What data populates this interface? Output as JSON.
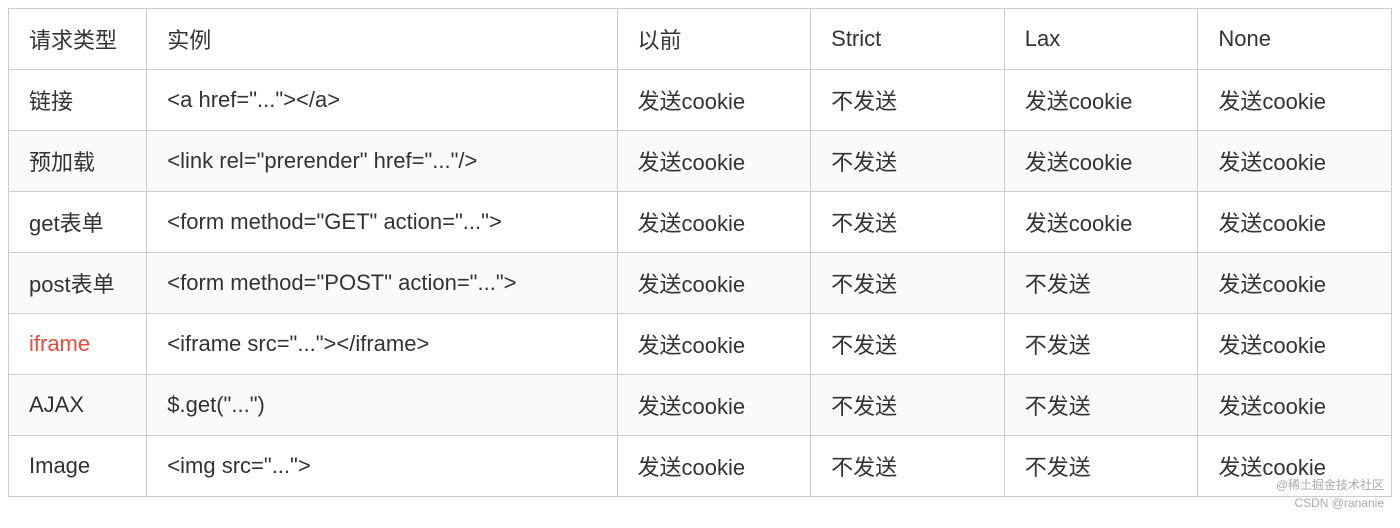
{
  "table": {
    "headers": [
      "请求类型",
      "实例",
      "以前",
      "Strict",
      "Lax",
      "None"
    ],
    "rows": [
      {
        "type": "链接",
        "type_red": false,
        "example": "<a href=\"...\"></a>",
        "before": "发送cookie",
        "strict": "不发送",
        "lax": "发送cookie",
        "none": "发送cookie"
      },
      {
        "type": "预加载",
        "type_red": false,
        "example": "<link rel=\"prerender\" href=\"...\"/>",
        "before": "发送cookie",
        "strict": "不发送",
        "lax": "发送cookie",
        "none": "发送cookie"
      },
      {
        "type": "get表单",
        "type_red": false,
        "example": "<form method=\"GET\" action=\"...\">",
        "before": "发送cookie",
        "strict": "不发送",
        "lax": "发送cookie",
        "none": "发送cookie"
      },
      {
        "type": "post表单",
        "type_red": false,
        "example": "<form method=\"POST\" action=\"...\">",
        "before": "发送cookie",
        "strict": "不发送",
        "lax": "不发送",
        "none": "发送cookie"
      },
      {
        "type": "iframe",
        "type_red": true,
        "example": "<iframe src=\"...\"></iframe>",
        "before": "发送cookie",
        "strict": "不发送",
        "lax": "不发送",
        "none": "发送cookie"
      },
      {
        "type": "AJAX",
        "type_red": false,
        "example": "$.get(\"...\")",
        "before": "发送cookie",
        "strict": "不发送",
        "lax": "不发送",
        "none": "发送cookie"
      },
      {
        "type": "Image",
        "type_red": false,
        "example": "<img src=\"...\">",
        "before": "发送cookie",
        "strict": "不发送",
        "lax": "不发送",
        "none": "发送cookie"
      }
    ],
    "watermark_line1": "@稀土掘金技术社区",
    "watermark_line2": "CSDN @rananie"
  }
}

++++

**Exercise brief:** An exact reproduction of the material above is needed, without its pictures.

**Solution:**
What data populates this interface? Output as JSON.
{
  "table": {
    "headers": [
      "请求类型",
      "实例",
      "以前",
      "Strict",
      "Lax",
      "None"
    ],
    "rows": [
      {
        "type": "链接",
        "type_red": false,
        "example": "<a href=\"...\"></a>",
        "before": "发送cookie",
        "strict": "不发送",
        "lax": "发送cookie",
        "none": "发送cookie"
      },
      {
        "type": "预加载",
        "type_red": false,
        "example": "<link rel=\"prerender\" href=\"...\"/>",
        "before": "发送cookie",
        "strict": "不发送",
        "lax": "发送cookie",
        "none": "发送cookie"
      },
      {
        "type": "get表单",
        "type_red": false,
        "example": "<form method=\"GET\" action=\"...\">",
        "before": "发送cookie",
        "strict": "不发送",
        "lax": "发送cookie",
        "none": "发送cookie"
      },
      {
        "type": "post表单",
        "type_red": false,
        "example": "<form method=\"POST\" action=\"...\">",
        "before": "发送cookie",
        "strict": "不发送",
        "lax": "不发送",
        "none": "发送cookie"
      },
      {
        "type": "iframe",
        "type_red": true,
        "example": "<iframe src=\"...\"></iframe>",
        "before": "发送cookie",
        "strict": "不发送",
        "lax": "不发送",
        "none": "发送cookie"
      },
      {
        "type": "AJAX",
        "type_red": false,
        "example": "$.get(\"...\")",
        "before": "发送cookie",
        "strict": "不发送",
        "lax": "不发送",
        "none": "发送cookie"
      },
      {
        "type": "Image",
        "type_red": false,
        "example": "<img src=\"...\">",
        "before": "发送cookie",
        "strict": "不发送",
        "lax": "不发送",
        "none": "发送cookie"
      }
    ],
    "watermark_line1": "@稀土掘金技术社区",
    "watermark_line2": "CSDN @rananie"
  }
}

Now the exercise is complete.